Current Topics

Current Topics

‘Current topics’ provides the rapid advances in the food processing sector that have taken place in the recent past. The series is being contributed by Dr. V.H Potty – our editorial consultant and Deputy Director (Rtd), CFTRI. He is the doyen of food processing industry in India. We feel that an intensive review of the major issues concerning food processing industry would be of great value to our readers.

Read More

Recent Development

Recent Development

New developments in the sphere of processed food industry take place every now and then, which results in the overall development of the entire food sector. Dr. Rajat K. Baisya — our editorial consultant, and professor of marketing and strategic management at department of management studies, IIT Delhi — keeps a keen eye on these developments in food processing sector as and when they happen.
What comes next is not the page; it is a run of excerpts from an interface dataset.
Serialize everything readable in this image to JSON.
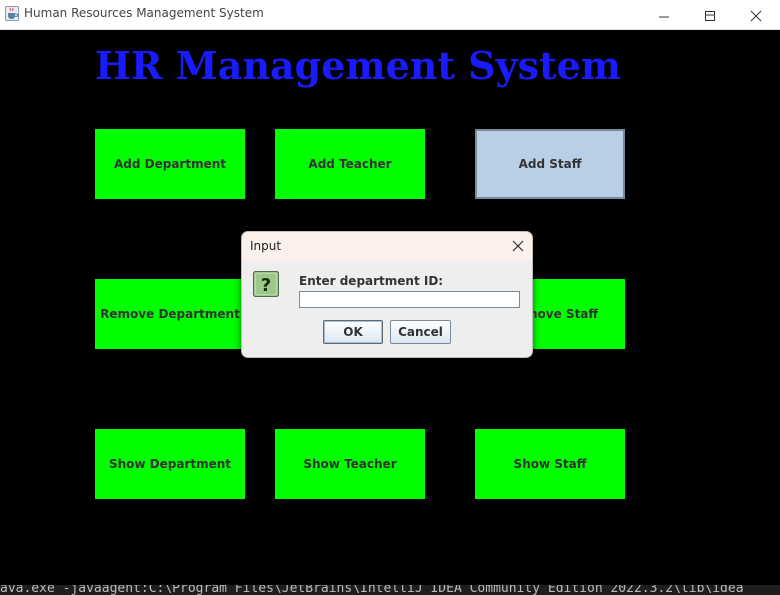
{
  "window": {
    "title": "Human Resources Management System",
    "icon": "java-cup-icon"
  },
  "heading": "HR Management System",
  "buttons": {
    "add_department": "Add Department",
    "add_teacher": "Add Teacher",
    "add_staff": "Add Staff",
    "remove_department": "Remove Department",
    "remove_staff": "nove Staff",
    "show_department": "Show Department",
    "show_teacher": "Show Teacher",
    "show_staff": "Show Staff"
  },
  "dialog": {
    "title": "Input",
    "icon": "question-icon",
    "prompt": "Enter department ID:",
    "input_value": "",
    "ok_label": "OK",
    "cancel_label": "Cancel"
  },
  "console_text": "ava.exe  -javaagent:C:\\Program Files\\JetBrains\\IntelliJ IDEA Community Edition 2022.3.2\\lib\\idea",
  "colors": {
    "button_green": "#00ff00",
    "heading_blue": "#1a1aff",
    "selected_button": "#b8cfe5",
    "background": "#000000"
  }
}
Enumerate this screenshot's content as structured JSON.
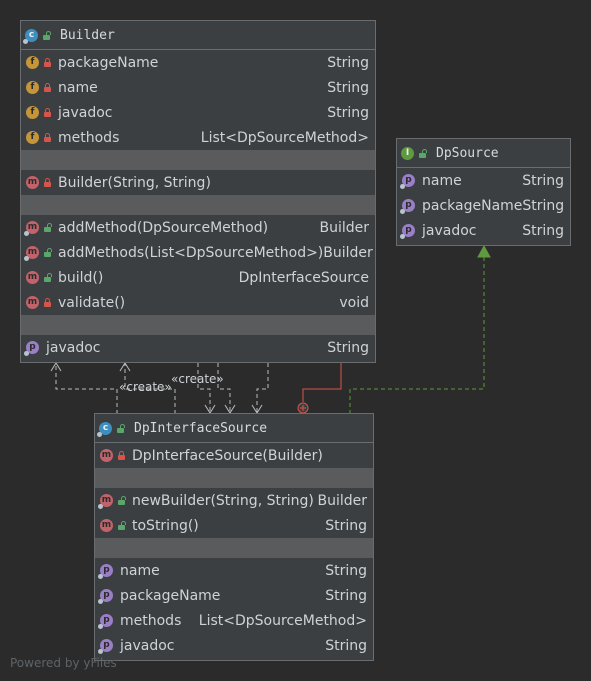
{
  "builder": {
    "title": "Builder",
    "fields": [
      {
        "name": "packageName",
        "type": "String"
      },
      {
        "name": "name",
        "type": "String"
      },
      {
        "name": "javadoc",
        "type": "String"
      },
      {
        "name": "methods",
        "type": "List<DpSourceMethod>"
      }
    ],
    "constructor": {
      "name": "Builder(String, String)",
      "type": ""
    },
    "methods": [
      {
        "name": "addMethod(DpSourceMethod)",
        "type": "Builder"
      },
      {
        "name": "addMethods(List<DpSourceMethod>)",
        "type": "Builder"
      },
      {
        "name": "build()",
        "type": "DpInterfaceSource"
      },
      {
        "name": "validate()",
        "type": "void"
      }
    ],
    "properties": [
      {
        "name": "javadoc",
        "type": "String"
      }
    ]
  },
  "dpsource": {
    "title": "DpSource",
    "properties": [
      {
        "name": "name",
        "type": "String"
      },
      {
        "name": "packageName",
        "type": "String"
      },
      {
        "name": "javadoc",
        "type": "String"
      }
    ]
  },
  "interface_source": {
    "title": "DpInterfaceSource",
    "constructor": {
      "name": "DpInterfaceSource(Builder)",
      "type": ""
    },
    "methods": [
      {
        "name": "newBuilder(String, String)",
        "type": "Builder"
      },
      {
        "name": "toString()",
        "type": "String"
      }
    ],
    "properties": [
      {
        "name": "name",
        "type": "String"
      },
      {
        "name": "packageName",
        "type": "String"
      },
      {
        "name": "methods",
        "type": "List<DpSourceMethod>"
      },
      {
        "name": "javadoc",
        "type": "String"
      }
    ]
  },
  "edges": {
    "create_label_1": "«create»",
    "create_label_2": "«create»"
  },
  "watermark": "Powered by yFiles",
  "colors": {
    "background": "#2b2b2b",
    "node_fill": "#3c3f41",
    "separator": "#595b5d",
    "dependency_line": "#b9bcbe",
    "realization_line": "#5f9a3f",
    "nested_line": "#d7544a"
  }
}
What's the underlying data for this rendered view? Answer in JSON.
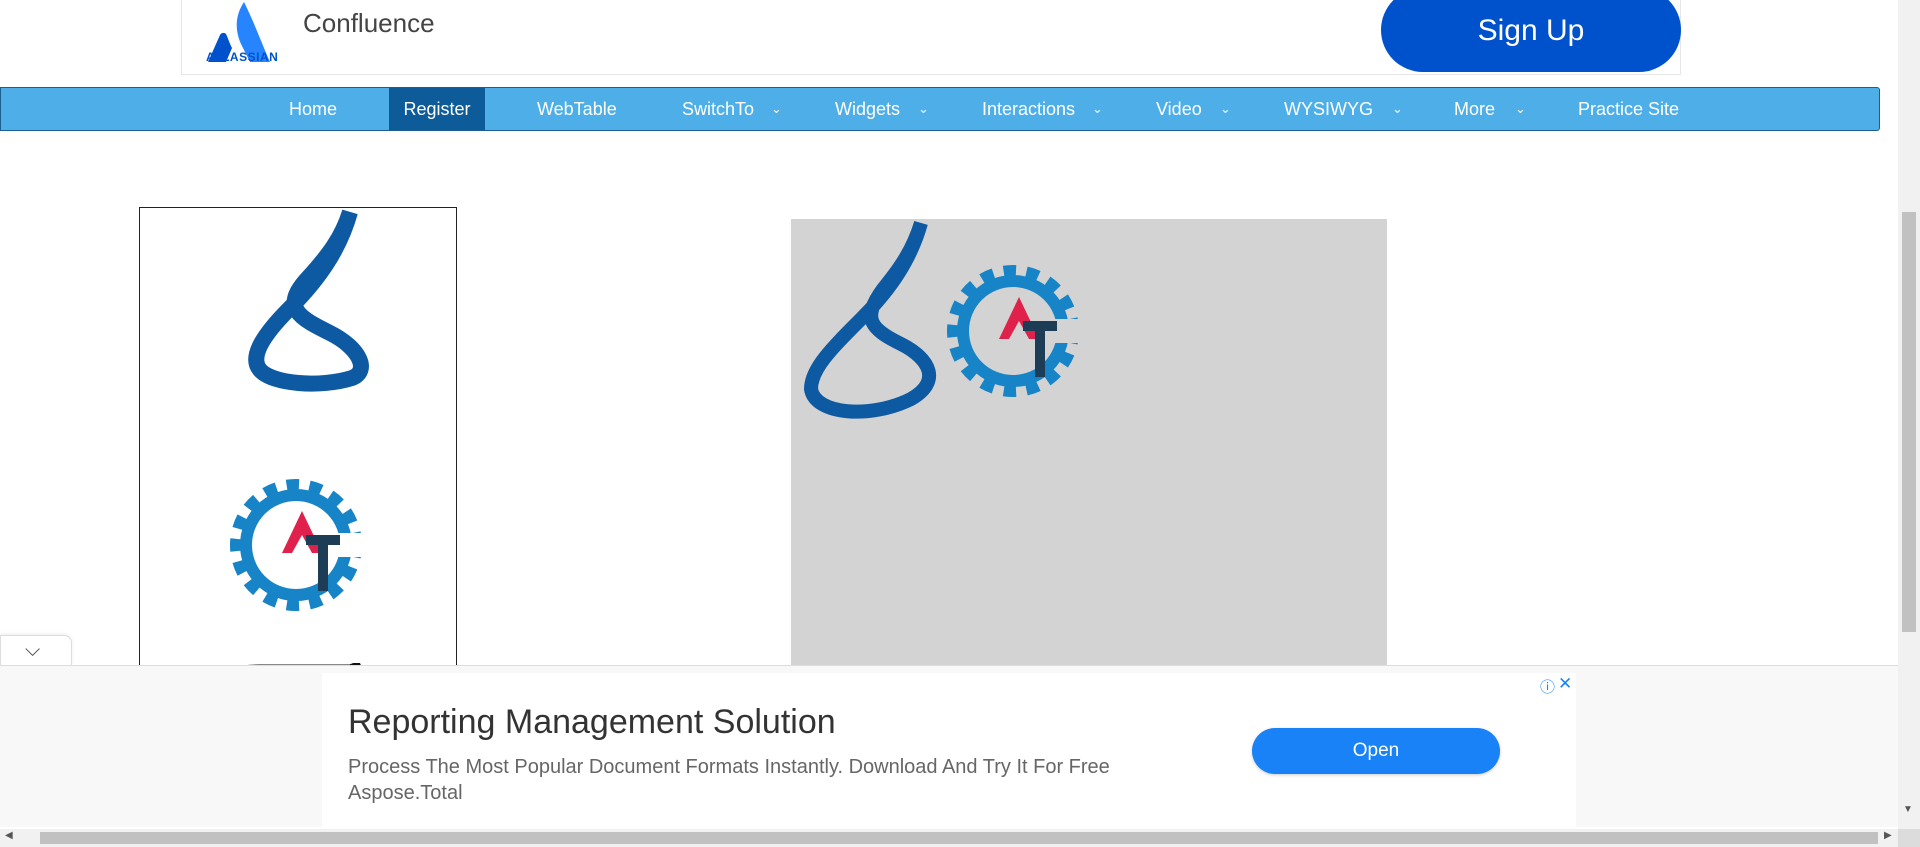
{
  "top_ad": {
    "brand": "ATLASSIAN",
    "product": "Confluence",
    "cta": "Sign Up"
  },
  "nav": {
    "items": [
      {
        "label": "Home",
        "dropdown": false
      },
      {
        "label": "Register",
        "dropdown": false,
        "active": true
      },
      {
        "label": "WebTable",
        "dropdown": false
      },
      {
        "label": "SwitchTo",
        "dropdown": true
      },
      {
        "label": "Widgets",
        "dropdown": true
      },
      {
        "label": "Interactions",
        "dropdown": true
      },
      {
        "label": "Video",
        "dropdown": true
      },
      {
        "label": "WYSIWYG",
        "dropdown": true
      },
      {
        "label": "More",
        "dropdown": true
      },
      {
        "label": "Practice Site",
        "dropdown": false
      }
    ],
    "chevron": "⌄"
  },
  "bottom_ad": {
    "toggle_icon": "chevron-down",
    "title": "Reporting Management Solution",
    "description": "Process The Most Popular Document Formats Instantly. Download And Try It For Free",
    "brand": "Aspose.Total",
    "cta": "Open",
    "info_icon": "ⓘ",
    "close_icon": "✕"
  },
  "colors": {
    "nav_bg": "#4eaee8",
    "nav_active": "#0d5b98",
    "atlassian_blue": "#0052cc",
    "drop_area": "#d3d3d3",
    "logo_s_blue": "#0d5aa3",
    "gear_blue": "#1784c7",
    "a_red": "#e0214c",
    "t_navy": "#1d3c55"
  }
}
The series has recently passed its 200 mark in its print version.
Read More

Cold Chain

Cold Chain Management

Keeping in view the importance of freezing and cold chain in food business 'Processed Food Industry' has decided to introduce a new series of article ‘A to Z of Frozen Food Operation’. The series is contributed by O S Gautam — a known food consultant and Director, Delicacy International — is being presented here. We hope our readers will be benefited by his experience and give us their feedback.
Read More

Supply Chain

Supply Chain

“Managing Supply Chain & Marketing of Food Products” The purpose of initiating this series of articles is to discus some important dimensions of food processing industry, which can be of some help for decision makers at various levels in food business. This series looks into macro-economic policy parameters, which affect food consumption and retailing patterns and consumer behaviours. We will also evaluate various micro-level developments in processed-food-industry world and their impact on food business, food retailing and consumer behaviour.
Read More

Events

 
 
anutec-india-2020
Copyright © 2019 All Rights Reserved | Designed & Developed by Netnovaz Web Solutions